§ TASK PROMPT
Search the listing below for the string "image", then copy every line it appears in.

----

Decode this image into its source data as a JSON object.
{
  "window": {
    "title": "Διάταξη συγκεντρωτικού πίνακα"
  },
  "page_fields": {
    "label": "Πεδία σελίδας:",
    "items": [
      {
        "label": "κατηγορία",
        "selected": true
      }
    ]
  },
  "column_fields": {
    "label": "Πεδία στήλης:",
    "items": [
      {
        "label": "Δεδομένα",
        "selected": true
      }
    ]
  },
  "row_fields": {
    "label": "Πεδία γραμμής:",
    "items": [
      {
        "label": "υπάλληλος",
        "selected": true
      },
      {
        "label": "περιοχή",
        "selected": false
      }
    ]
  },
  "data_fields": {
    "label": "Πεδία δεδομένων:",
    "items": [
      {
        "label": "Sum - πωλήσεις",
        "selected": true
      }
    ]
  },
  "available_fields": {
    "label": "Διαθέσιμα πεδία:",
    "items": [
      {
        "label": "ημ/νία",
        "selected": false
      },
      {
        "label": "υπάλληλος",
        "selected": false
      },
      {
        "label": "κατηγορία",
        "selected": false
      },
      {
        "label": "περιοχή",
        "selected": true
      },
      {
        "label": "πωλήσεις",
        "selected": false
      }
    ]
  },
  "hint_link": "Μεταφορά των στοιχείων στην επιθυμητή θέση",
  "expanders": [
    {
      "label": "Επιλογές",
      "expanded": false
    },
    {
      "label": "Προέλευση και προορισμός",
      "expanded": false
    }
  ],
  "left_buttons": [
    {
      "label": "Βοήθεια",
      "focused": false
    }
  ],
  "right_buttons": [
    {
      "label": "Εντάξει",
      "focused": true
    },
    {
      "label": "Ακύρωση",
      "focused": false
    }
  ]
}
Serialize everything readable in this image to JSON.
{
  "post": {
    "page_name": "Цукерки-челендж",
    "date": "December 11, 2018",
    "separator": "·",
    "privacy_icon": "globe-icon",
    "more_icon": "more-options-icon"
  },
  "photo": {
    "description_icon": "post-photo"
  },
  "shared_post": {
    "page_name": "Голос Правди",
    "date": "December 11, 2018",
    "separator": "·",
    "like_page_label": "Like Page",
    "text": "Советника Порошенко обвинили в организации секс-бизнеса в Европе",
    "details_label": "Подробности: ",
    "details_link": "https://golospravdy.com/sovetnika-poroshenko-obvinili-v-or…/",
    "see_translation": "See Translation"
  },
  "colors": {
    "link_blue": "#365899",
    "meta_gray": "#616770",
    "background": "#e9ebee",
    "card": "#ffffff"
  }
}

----

§ EXPECTED ANSWER
Decode this image into its source data as a JSON object.
Serialize everything readable in this image to JSON.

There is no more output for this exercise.